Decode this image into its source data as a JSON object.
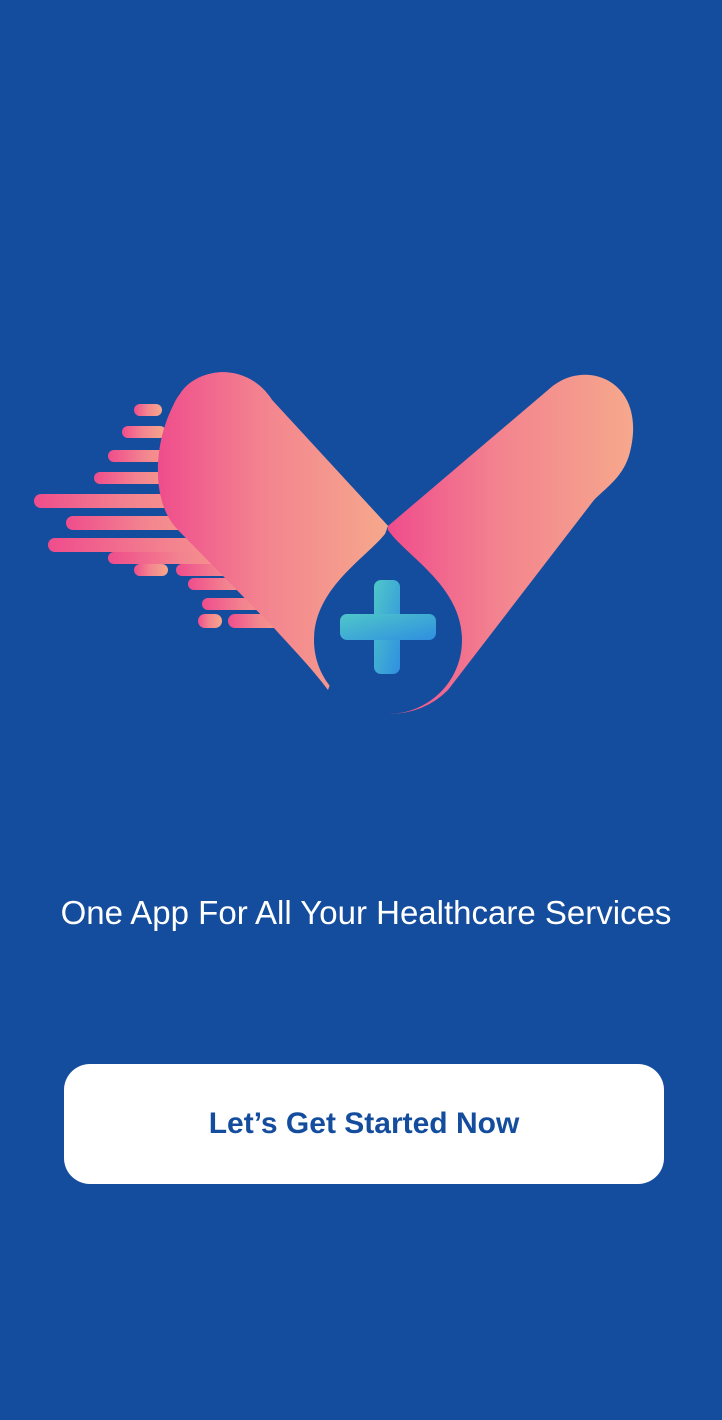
{
  "welcome": {
    "logo_icon": "medical-cross-heart-logo-icon",
    "tagline": "One App For All Your Healthcare Services",
    "cta_label": "Let’s Get Started Now"
  },
  "colors": {
    "background": "#144d9e",
    "button_background": "#ffffff",
    "button_text": "#144d9e",
    "tagline_text": "#ffffff",
    "logo_gradient_start": "#ef4d8c",
    "logo_gradient_end": "#f6a88c",
    "cross_gradient_start": "#4fc7c9",
    "cross_gradient_end": "#2f8fe0"
  }
}
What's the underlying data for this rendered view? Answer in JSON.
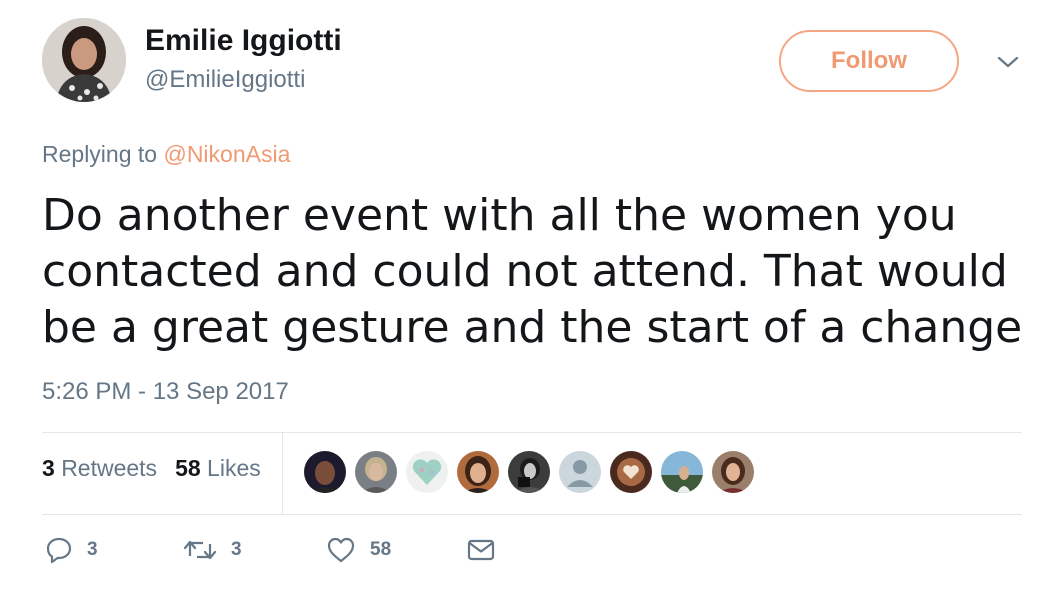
{
  "author": {
    "name": "Emilie Iggiotti",
    "handle": "@EmilieIggiotti",
    "avatar_icon": "profile-photo"
  },
  "follow_button": {
    "label": "Follow",
    "color": "#f09a73"
  },
  "more_menu": {
    "icon": "chevron-down-icon"
  },
  "reply": {
    "prefix": "Replying to",
    "mention": "@NikonAsia"
  },
  "tweet": {
    "text": "Do another event with all the women you contacted and could not attend. That would be a great gesture and the start of a change",
    "timestamp": "5:26 PM - 13 Sep 2017"
  },
  "stats": {
    "retweets_count": "3",
    "retweets_label": "Retweets",
    "likes_count": "58",
    "likes_label": "Likes"
  },
  "likers": [
    "liker-avatar-1",
    "liker-avatar-2",
    "liker-avatar-3",
    "liker-avatar-4",
    "liker-avatar-5",
    "liker-avatar-6",
    "liker-avatar-7",
    "liker-avatar-8",
    "liker-avatar-9"
  ],
  "actions": {
    "reply_count": "3",
    "retweet_count": "3",
    "like_count": "58"
  },
  "colors": {
    "accent": "#f09a73",
    "secondary_text": "#657786",
    "primary_text": "#14171a",
    "divider": "#e1e8ed"
  }
}
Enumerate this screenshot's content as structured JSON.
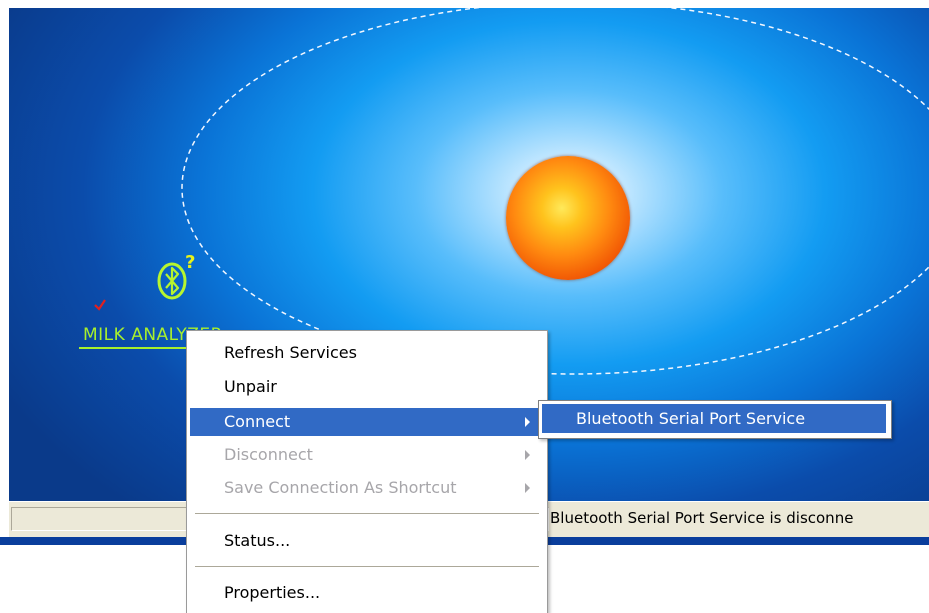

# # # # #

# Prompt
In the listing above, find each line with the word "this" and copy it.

# Solution to the problem
Decode this image into its source data as a JSON object.
What's the underlying data for this rendered view? Answer in JSON.
Enumerate this screenshot's content as structured JSON.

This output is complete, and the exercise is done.